TEMPERS have flared, passions have run high – and we’re not talking about just the football fans.
The Qatar World Cup continues to capture the attention of billions around the world. But while a lot of the focus has been on the action on the field, arguably the biggest aspect of the tournament has been playing out on the sidelines.
It is as though what is really at stake is not a championship cup, but the answer to the question: Should politics and football mix?
Even before a single match began, there was a wave from the stands of commentators questioning Qatar’s treatment of workers, hundreds of whom died in tournament-related projects.
The host country’s record on human rights, including its handling of LGBT+ issues, came under scrutiny. The England team flew to the tournament on a gay pride-themed plane. A broadcaster sported a rainbow armband.
This was the reaction of a country whose government recently excluded transgendered people from the remit of its protections against conversion therapy.
Like clockwork, critics have lashed back at the perceived attempt by bigger countries to impose values on others and the apparent tendency of the Western world to meddle in the affairs of its neighbours, while many Western countries have problems of their own.
US soccer administrators over the weekend briefly tampered with a graphic of Iran’s flag, removing its emblem of the Islamic Republic to show solidarity with protesters in Iran. US Soccer said the gesture was “to support the Iranian people in the face of state-sponsored violence against women...”
But the US is the same country whose citizens, in 2016, chose Donald Trump over Hillary Clinton, arguably one of the most qualified individuals ever to vie for the post of US president. To date, Mr Trump’s lifeblood remains those Americans who have sympathy for his skewed worldview.
Iran called for the US team to be thrown out of the tournament.
The offshoot of all of this is the view, expressed by many, that football should just be about football and nothing more. To best inspire, it should be a pure spectacle.
But sport can never be entirely divorced from its context. Throughout history, major tournaments have been used by various regimes to buttress their reputations and add a veneer of legitimacy to their standing in the world.
The still-unfolding FIFA corruption scandal, with all its geopolitical elements, has laid bare the worldly underbelly of the so-called beautiful game.
The truth is, there are legitimate human-rights issues crying out to be addressed. At the same time, many countries calling for this to happen now do not have their own houses in order.

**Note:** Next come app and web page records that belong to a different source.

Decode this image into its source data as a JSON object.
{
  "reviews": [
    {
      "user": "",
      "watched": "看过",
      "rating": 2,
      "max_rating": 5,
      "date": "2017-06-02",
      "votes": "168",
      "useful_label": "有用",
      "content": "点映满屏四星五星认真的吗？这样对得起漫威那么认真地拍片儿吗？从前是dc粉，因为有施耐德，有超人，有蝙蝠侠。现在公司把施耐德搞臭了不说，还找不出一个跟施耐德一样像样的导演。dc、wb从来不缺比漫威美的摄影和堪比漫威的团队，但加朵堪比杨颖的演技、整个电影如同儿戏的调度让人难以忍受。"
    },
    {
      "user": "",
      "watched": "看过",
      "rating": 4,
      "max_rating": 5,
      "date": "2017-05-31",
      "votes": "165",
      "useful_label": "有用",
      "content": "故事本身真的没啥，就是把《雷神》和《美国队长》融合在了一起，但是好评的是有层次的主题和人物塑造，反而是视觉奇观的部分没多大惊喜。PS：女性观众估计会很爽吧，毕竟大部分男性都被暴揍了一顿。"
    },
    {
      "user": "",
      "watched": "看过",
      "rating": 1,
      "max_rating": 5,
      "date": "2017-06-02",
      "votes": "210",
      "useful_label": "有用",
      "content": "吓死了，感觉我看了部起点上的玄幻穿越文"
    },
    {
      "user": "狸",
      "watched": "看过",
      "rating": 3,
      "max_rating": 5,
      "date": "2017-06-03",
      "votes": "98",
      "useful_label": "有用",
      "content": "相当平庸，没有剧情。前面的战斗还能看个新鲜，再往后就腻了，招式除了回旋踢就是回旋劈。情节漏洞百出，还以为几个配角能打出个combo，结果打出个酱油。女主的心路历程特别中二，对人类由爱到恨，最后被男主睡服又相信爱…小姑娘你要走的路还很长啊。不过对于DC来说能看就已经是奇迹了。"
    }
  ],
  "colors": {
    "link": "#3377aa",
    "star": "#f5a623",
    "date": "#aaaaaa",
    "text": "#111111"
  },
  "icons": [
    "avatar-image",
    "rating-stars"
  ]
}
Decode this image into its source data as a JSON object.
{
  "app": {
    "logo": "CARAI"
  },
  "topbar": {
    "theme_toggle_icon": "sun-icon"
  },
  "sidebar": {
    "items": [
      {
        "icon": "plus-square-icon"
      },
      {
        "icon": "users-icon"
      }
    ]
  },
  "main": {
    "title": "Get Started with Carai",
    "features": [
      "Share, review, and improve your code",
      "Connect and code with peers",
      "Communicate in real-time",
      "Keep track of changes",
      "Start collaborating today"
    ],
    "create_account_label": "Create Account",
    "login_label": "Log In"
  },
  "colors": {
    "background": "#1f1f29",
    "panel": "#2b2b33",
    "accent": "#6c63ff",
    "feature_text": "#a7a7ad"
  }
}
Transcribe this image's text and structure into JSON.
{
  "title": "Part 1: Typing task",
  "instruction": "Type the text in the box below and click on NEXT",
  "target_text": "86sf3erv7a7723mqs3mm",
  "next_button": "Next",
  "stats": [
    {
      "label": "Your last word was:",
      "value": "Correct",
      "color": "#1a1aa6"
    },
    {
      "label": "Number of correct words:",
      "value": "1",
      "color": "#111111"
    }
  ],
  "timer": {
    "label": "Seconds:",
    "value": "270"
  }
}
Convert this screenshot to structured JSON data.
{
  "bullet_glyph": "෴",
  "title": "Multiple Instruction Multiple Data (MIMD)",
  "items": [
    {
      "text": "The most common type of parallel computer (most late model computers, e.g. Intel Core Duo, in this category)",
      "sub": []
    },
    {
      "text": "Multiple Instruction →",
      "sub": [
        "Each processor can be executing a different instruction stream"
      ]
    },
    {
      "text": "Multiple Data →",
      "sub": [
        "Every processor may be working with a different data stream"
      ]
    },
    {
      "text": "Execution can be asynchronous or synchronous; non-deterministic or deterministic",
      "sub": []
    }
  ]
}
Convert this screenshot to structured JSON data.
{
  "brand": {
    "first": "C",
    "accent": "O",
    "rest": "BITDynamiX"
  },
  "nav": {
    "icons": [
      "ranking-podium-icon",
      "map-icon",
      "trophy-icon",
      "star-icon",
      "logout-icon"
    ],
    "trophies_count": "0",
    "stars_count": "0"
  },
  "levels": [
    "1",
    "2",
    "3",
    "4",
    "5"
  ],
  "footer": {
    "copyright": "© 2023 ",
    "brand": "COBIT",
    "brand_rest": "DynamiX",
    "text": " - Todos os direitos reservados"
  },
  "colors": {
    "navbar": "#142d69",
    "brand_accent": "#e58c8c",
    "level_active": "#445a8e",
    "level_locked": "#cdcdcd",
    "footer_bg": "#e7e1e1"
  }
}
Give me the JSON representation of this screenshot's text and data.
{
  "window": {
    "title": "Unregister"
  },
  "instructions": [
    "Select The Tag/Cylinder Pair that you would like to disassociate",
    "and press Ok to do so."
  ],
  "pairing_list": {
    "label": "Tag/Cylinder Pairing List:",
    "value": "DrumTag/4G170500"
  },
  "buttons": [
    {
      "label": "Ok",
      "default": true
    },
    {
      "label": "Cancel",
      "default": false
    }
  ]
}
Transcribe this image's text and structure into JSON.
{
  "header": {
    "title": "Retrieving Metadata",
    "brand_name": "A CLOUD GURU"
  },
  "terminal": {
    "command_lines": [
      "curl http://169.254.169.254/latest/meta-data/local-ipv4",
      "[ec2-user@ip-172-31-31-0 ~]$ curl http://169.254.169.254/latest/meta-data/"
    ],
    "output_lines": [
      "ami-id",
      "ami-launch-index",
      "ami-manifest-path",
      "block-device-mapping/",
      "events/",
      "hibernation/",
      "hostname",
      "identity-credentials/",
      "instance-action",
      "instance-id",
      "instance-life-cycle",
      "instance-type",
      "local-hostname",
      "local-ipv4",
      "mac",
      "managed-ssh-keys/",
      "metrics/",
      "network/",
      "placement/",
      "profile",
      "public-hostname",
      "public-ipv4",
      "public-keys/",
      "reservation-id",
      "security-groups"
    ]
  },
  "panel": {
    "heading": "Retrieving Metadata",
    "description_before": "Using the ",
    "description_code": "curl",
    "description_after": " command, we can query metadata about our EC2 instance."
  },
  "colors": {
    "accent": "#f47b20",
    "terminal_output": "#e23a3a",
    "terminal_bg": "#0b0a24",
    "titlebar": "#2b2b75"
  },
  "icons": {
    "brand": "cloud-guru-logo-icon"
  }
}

All sides know this. And, much like footballers sometimes do before the crowds, all sides know they are merely gallerying.
"World Cup of gallery"